The initiative, which aims to provide customers with what Unisys has christened a "real time infrastructure", is a major departure for the firm, which has previously led with a hardware-driven push into organisations, according to chief executive Rich Marcello.
"CIOs want to know how to solve business problems in an agile way… [and build] an infrastructure which can respond in real time to changing business conditions," he argued. "We have a 3-D blueprinting methodology which aligns business processes and high level strategy all the way down to the infrastructure underneath."
Central to the new strategy is the Infrastructure Management Suite (IMS) – new best-of-breed data centre solutions based on in-house and third party technology which customers can implement at their own pace, said Marcello.

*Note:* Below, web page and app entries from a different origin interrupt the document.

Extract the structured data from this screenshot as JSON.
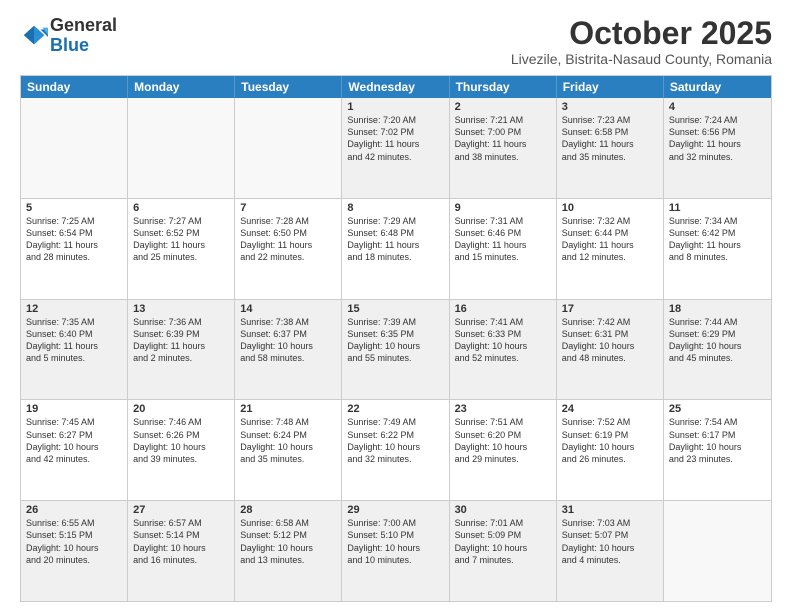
{
  "logo": {
    "general": "General",
    "blue": "Blue"
  },
  "header": {
    "month": "October 2025",
    "location": "Livezile, Bistrita-Nasaud County, Romania"
  },
  "weekdays": [
    "Sunday",
    "Monday",
    "Tuesday",
    "Wednesday",
    "Thursday",
    "Friday",
    "Saturday"
  ],
  "rows": [
    [
      {
        "day": "",
        "text": ""
      },
      {
        "day": "",
        "text": ""
      },
      {
        "day": "",
        "text": ""
      },
      {
        "day": "1",
        "text": "Sunrise: 7:20 AM\nSunset: 7:02 PM\nDaylight: 11 hours\nand 42 minutes."
      },
      {
        "day": "2",
        "text": "Sunrise: 7:21 AM\nSunset: 7:00 PM\nDaylight: 11 hours\nand 38 minutes."
      },
      {
        "day": "3",
        "text": "Sunrise: 7:23 AM\nSunset: 6:58 PM\nDaylight: 11 hours\nand 35 minutes."
      },
      {
        "day": "4",
        "text": "Sunrise: 7:24 AM\nSunset: 6:56 PM\nDaylight: 11 hours\nand 32 minutes."
      }
    ],
    [
      {
        "day": "5",
        "text": "Sunrise: 7:25 AM\nSunset: 6:54 PM\nDaylight: 11 hours\nand 28 minutes."
      },
      {
        "day": "6",
        "text": "Sunrise: 7:27 AM\nSunset: 6:52 PM\nDaylight: 11 hours\nand 25 minutes."
      },
      {
        "day": "7",
        "text": "Sunrise: 7:28 AM\nSunset: 6:50 PM\nDaylight: 11 hours\nand 22 minutes."
      },
      {
        "day": "8",
        "text": "Sunrise: 7:29 AM\nSunset: 6:48 PM\nDaylight: 11 hours\nand 18 minutes."
      },
      {
        "day": "9",
        "text": "Sunrise: 7:31 AM\nSunset: 6:46 PM\nDaylight: 11 hours\nand 15 minutes."
      },
      {
        "day": "10",
        "text": "Sunrise: 7:32 AM\nSunset: 6:44 PM\nDaylight: 11 hours\nand 12 minutes."
      },
      {
        "day": "11",
        "text": "Sunrise: 7:34 AM\nSunset: 6:42 PM\nDaylight: 11 hours\nand 8 minutes."
      }
    ],
    [
      {
        "day": "12",
        "text": "Sunrise: 7:35 AM\nSunset: 6:40 PM\nDaylight: 11 hours\nand 5 minutes."
      },
      {
        "day": "13",
        "text": "Sunrise: 7:36 AM\nSunset: 6:39 PM\nDaylight: 11 hours\nand 2 minutes."
      },
      {
        "day": "14",
        "text": "Sunrise: 7:38 AM\nSunset: 6:37 PM\nDaylight: 10 hours\nand 58 minutes."
      },
      {
        "day": "15",
        "text": "Sunrise: 7:39 AM\nSunset: 6:35 PM\nDaylight: 10 hours\nand 55 minutes."
      },
      {
        "day": "16",
        "text": "Sunrise: 7:41 AM\nSunset: 6:33 PM\nDaylight: 10 hours\nand 52 minutes."
      },
      {
        "day": "17",
        "text": "Sunrise: 7:42 AM\nSunset: 6:31 PM\nDaylight: 10 hours\nand 48 minutes."
      },
      {
        "day": "18",
        "text": "Sunrise: 7:44 AM\nSunset: 6:29 PM\nDaylight: 10 hours\nand 45 minutes."
      }
    ],
    [
      {
        "day": "19",
        "text": "Sunrise: 7:45 AM\nSunset: 6:27 PM\nDaylight: 10 hours\nand 42 minutes."
      },
      {
        "day": "20",
        "text": "Sunrise: 7:46 AM\nSunset: 6:26 PM\nDaylight: 10 hours\nand 39 minutes."
      },
      {
        "day": "21",
        "text": "Sunrise: 7:48 AM\nSunset: 6:24 PM\nDaylight: 10 hours\nand 35 minutes."
      },
      {
        "day": "22",
        "text": "Sunrise: 7:49 AM\nSunset: 6:22 PM\nDaylight: 10 hours\nand 32 minutes."
      },
      {
        "day": "23",
        "text": "Sunrise: 7:51 AM\nSunset: 6:20 PM\nDaylight: 10 hours\nand 29 minutes."
      },
      {
        "day": "24",
        "text": "Sunrise: 7:52 AM\nSunset: 6:19 PM\nDaylight: 10 hours\nand 26 minutes."
      },
      {
        "day": "25",
        "text": "Sunrise: 7:54 AM\nSunset: 6:17 PM\nDaylight: 10 hours\nand 23 minutes."
      }
    ],
    [
      {
        "day": "26",
        "text": "Sunrise: 6:55 AM\nSunset: 5:15 PM\nDaylight: 10 hours\nand 20 minutes."
      },
      {
        "day": "27",
        "text": "Sunrise: 6:57 AM\nSunset: 5:14 PM\nDaylight: 10 hours\nand 16 minutes."
      },
      {
        "day": "28",
        "text": "Sunrise: 6:58 AM\nSunset: 5:12 PM\nDaylight: 10 hours\nand 13 minutes."
      },
      {
        "day": "29",
        "text": "Sunrise: 7:00 AM\nSunset: 5:10 PM\nDaylight: 10 hours\nand 10 minutes."
      },
      {
        "day": "30",
        "text": "Sunrise: 7:01 AM\nSunset: 5:09 PM\nDaylight: 10 hours\nand 7 minutes."
      },
      {
        "day": "31",
        "text": "Sunrise: 7:03 AM\nSunset: 5:07 PM\nDaylight: 10 hours\nand 4 minutes."
      },
      {
        "day": "",
        "text": ""
      }
    ]
  ]
}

"If customers like two or three [certain components] or want to use different hardware, then because we are framework and services-led we can swap components in and out," explained Marcello. "And they can enter in at any level of the stack and do as much as they want."
The IMS includes solutions to aid migration to more efficient data centres, automate the management of virtualised server environments, and repurpose testing infrastructure for disaster recovery requirements.
The new middleware software underpinning the management suite includes uAdapt from Scalent Systems, which enables the repurposing of server assets in real time, and uOrchestrate from Enigmatec Corporation, which helps to automates key IT processes, according to the firm. Unisys Chargeback, meanwhile, allows IT administrators to measure resource usage and charge the relevant business units.
Finally, Unisys expanded its blade and mid-range server portfolio with the new ES5000 family of blades featuring greater power and cost efficiency and the addition of the ES3215L two-socket quad-core server with Intel Xeon processing. Unisys also launched upgrades to the ES3220, ES3220L and ES3420L servers which now include Intel Virtualisation technology to improve performance in virtualised environments.
Kate Hanaghan of analyst firm Ovum commented that the new initiative is in line with the trend among large IT services companies to move up the value chain and provide customers with solutions to help them save money and increase efficiency and agility in the date centre.
"One of the biggest problems CIOs have is their vast sprawling data centres full of legacy equipment of different makes which is very difficult to manage and expensive to run," she added. "This announcement makes perfect sense - there will be lots of mileage to provide solutions to address these problems."
However, she argued that Unisys might struggle to differentiate from firms like IBM and HP in what is a very competitive market. Hanaghan added that it could also be held back by acting slightly later than its competitors in relocating its human resources to lower cost locations such as India.
Unisys launches major services push
By Phil Muncaster on Feb 20, 2008 3:36PM